LUST Site Closure Case Study

2018-03-22T13:14:59-04:00February 2nd, 2016, 05:00am|

Superior Environmental Corp (Superior), on behalf of a confidential Bay County, Michigan automobile dealership, was hired to investigate and close a used oil
underground storage tank (UST) release at the car dealership, originally reported in 1997.

The following remedial actions were performed:

  • On September 29, 1997, two 1,000 gallon steel UST systems were removed from the ground.
  • On December 2 and 3, 1998, approximately 394 cubic yards of impacted soil was excavated from the UST basins.

However, after the excavation, the site still contained soil and groundwater contamination, and used oil (LNAPL) was present in the soil and at several groundwater monitoring well locations. At the time (1998), the site could not be closed under existing Michigan Department of Environmental Quality (MDEQ) guidelines as the LNAPL impacts extended under the site building and there appeared to be few economical options for cleaning up and closing the site. To complicate things further, a wetland exists downgradient of the release, and multiple easements are present throughout the property. Theproject seemed to be at a standstill.

However, in 2014, the site was re-evaluated in light of the 2012 Amendments to Part 213 of the Natural Resources and Environmental Protection Act, 1994 PA 451, as amended (NREPA) and the relatively new (2013 and 2014) guidance documents from the MDEQ. The new guidance documents now allow sites with existing contamination and LNAPL that were not suitable for closure previously to pursue closure through a risk based corrective action (RBCA) process.

In 2014, after completing the delineation of soil, groundwater, and soil gas impacts, estimating the extent of mobile and residual LNAPL, and completing an exposure pathway evaluation using the RBCA process, a Final Assessment Report (FAR) was submitted to the DEQ to document the investigation and remediation phase. Based on the strategy presented in the FAR, on April 17, 2015, a Closure Report was submitted to the DEQ that would protect current and potential future site receptors, while allowing contamination, including the used oil (mobile LNAPL), to remain in the ground. The closure strategy was economically acceptable to the client and it would allow the car dealership to continue operating without interruption. The closure report utilized a Declaration of Restrictive Covenants filed with the county registry of deeds as a method of ensuring that site users would not come into contact with the contamination.

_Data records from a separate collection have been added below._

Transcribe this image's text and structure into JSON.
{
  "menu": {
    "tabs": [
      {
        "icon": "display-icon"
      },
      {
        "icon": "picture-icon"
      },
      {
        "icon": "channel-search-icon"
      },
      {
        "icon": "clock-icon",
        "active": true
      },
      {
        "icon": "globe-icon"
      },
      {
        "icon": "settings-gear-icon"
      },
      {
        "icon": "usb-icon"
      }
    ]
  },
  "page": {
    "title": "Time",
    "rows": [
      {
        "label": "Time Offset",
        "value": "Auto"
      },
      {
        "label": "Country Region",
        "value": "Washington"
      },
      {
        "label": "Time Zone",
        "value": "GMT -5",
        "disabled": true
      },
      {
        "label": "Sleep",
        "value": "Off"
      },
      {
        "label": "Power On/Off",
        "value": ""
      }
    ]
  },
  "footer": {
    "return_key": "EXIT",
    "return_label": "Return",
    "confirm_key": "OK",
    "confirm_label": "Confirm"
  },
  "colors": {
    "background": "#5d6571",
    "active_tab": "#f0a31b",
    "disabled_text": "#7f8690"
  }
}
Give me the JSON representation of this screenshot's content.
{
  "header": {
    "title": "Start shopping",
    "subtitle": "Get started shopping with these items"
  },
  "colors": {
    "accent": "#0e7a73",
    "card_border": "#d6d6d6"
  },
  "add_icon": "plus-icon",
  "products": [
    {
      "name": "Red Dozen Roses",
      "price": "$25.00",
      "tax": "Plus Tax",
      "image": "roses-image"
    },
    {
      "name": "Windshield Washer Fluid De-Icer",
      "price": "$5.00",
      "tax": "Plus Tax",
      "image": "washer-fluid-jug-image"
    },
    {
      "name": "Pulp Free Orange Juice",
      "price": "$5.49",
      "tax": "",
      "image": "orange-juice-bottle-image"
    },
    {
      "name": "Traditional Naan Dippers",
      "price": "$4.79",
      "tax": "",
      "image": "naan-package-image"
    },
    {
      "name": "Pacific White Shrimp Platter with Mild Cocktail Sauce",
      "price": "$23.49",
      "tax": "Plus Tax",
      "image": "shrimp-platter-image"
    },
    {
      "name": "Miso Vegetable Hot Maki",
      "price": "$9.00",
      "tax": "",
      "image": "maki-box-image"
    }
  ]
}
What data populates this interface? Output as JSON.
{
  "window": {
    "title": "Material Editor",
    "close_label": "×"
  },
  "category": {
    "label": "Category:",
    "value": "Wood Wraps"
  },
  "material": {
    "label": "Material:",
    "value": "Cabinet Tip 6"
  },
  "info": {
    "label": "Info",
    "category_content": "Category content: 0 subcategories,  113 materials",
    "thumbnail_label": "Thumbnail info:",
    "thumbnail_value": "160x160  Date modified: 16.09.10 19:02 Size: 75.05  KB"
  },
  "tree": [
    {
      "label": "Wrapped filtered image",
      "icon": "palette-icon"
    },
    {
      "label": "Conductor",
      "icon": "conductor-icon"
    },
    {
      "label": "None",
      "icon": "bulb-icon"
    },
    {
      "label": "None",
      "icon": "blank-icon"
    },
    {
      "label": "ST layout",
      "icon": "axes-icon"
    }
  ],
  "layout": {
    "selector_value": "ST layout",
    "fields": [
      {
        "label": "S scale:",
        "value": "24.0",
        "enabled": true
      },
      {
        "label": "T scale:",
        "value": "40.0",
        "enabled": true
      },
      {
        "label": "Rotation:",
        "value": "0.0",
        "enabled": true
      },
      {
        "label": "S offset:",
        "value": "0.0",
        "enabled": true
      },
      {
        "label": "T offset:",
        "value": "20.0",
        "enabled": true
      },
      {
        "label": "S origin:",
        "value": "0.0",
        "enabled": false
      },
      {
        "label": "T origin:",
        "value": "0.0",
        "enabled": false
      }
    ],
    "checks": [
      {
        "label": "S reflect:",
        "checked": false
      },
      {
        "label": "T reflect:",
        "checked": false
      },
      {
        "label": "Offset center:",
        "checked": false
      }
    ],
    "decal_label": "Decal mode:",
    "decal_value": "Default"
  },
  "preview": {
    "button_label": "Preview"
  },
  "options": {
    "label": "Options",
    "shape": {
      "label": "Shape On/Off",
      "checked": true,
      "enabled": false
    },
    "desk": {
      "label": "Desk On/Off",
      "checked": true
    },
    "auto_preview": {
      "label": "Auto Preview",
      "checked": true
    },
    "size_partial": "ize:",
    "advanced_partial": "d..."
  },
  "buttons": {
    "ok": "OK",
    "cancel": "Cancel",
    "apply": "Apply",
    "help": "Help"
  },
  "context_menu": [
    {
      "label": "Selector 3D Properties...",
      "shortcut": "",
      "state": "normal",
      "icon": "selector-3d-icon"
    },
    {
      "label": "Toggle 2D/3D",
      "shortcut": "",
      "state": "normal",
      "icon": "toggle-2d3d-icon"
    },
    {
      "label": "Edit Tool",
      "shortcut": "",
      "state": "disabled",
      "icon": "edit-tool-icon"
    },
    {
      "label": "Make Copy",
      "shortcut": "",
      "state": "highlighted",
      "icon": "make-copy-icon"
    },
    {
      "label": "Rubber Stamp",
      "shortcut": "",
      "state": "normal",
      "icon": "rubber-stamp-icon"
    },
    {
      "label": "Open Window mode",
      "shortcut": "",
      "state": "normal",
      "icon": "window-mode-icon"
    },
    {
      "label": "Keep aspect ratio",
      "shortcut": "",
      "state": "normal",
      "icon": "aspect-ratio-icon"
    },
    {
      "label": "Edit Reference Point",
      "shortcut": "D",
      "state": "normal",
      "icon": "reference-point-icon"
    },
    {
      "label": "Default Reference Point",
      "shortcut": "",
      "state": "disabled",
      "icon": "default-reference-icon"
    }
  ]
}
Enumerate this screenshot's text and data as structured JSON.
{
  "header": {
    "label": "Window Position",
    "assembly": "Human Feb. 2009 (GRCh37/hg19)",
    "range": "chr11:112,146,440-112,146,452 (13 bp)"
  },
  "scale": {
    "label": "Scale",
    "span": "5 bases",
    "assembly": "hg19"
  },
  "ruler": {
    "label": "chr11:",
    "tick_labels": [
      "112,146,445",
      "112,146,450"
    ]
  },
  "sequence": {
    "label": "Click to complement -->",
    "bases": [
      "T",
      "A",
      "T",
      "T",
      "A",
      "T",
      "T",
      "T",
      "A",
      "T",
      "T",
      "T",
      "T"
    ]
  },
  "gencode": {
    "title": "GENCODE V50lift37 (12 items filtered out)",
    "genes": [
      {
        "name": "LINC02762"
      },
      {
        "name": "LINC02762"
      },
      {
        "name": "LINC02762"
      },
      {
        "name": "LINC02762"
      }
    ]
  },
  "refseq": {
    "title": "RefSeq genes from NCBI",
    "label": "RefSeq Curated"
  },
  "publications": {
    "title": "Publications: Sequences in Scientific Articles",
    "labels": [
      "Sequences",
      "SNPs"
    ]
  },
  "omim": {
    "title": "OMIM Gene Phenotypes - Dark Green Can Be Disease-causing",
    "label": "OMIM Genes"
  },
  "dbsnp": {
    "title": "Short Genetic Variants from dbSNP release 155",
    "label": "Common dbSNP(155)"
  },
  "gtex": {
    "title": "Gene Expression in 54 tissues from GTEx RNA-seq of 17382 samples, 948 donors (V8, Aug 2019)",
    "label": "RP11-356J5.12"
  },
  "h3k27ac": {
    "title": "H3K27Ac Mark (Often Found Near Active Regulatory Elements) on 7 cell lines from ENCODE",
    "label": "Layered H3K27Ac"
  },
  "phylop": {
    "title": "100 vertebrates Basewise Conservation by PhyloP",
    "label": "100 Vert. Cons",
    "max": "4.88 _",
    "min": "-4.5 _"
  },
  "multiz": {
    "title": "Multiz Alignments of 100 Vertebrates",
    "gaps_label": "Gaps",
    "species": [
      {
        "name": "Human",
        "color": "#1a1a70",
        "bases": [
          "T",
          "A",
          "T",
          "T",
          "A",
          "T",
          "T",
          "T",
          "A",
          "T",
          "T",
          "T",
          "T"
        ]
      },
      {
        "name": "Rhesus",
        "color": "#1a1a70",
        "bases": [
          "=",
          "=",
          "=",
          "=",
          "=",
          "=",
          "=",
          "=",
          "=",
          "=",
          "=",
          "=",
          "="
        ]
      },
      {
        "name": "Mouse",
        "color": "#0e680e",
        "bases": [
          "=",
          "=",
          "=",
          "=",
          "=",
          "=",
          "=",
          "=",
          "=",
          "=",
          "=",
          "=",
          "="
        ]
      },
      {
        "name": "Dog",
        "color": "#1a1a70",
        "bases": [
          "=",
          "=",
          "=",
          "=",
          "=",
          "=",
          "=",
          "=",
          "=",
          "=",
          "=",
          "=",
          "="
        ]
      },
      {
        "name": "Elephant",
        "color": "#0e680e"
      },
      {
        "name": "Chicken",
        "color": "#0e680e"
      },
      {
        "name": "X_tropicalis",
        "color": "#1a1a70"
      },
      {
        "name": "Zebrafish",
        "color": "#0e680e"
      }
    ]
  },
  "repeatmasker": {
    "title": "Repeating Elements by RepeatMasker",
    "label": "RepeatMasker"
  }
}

The Restricted Covenant had the following restrictions to selected contaminated sections of the property:

  • The site is restricted to non-residential use.
  • The existing asphalt/concrete ground cover had to remain in place (or be replaced with something of equal protective value) to limit direct contact to the soil and
    LNAPL, as well as to prevent rainwater from infiltrating through the contaminated soil.
  • New buildings are restricted unless they have additional vapor intrusion investigations or presumptive mitigation.
  • Groundwater use is restricted (the area is on municipal water supply).
  • The reuse of contaminated soil is restricted.

On May 29, 2015, Superior received a letter from the DEQ of their intent to audit the Closure Report. On June 5, 2015, Superior received a letter from the DEQ notifying that the Closure Report had been approved. The client was elated to have the environmental liability for the release removed and to have the release removed from the MDEQ LUST list, which was holding up a property transaction.

In summary, this project is a good example of newer closure options available under Parts 201 and 213 in Michigan. Sites that have existing contamination, including LNAPL, that were not suitable for closure previously may be suitable now. The additional closure processes are in place, all the necessary guidance documents have been issued, and the MDEQ is eager to work with owners and consultants to close sites.

If you have a site that has not been reviewed in the context of the 2012 Amendments to Parts 201 and 213 of NREPA and the new guidance documents from the MDEQ, we recommend you contact Superior Environmental Corp, a Qualified Consultant, to see if there are any new closure opportunities.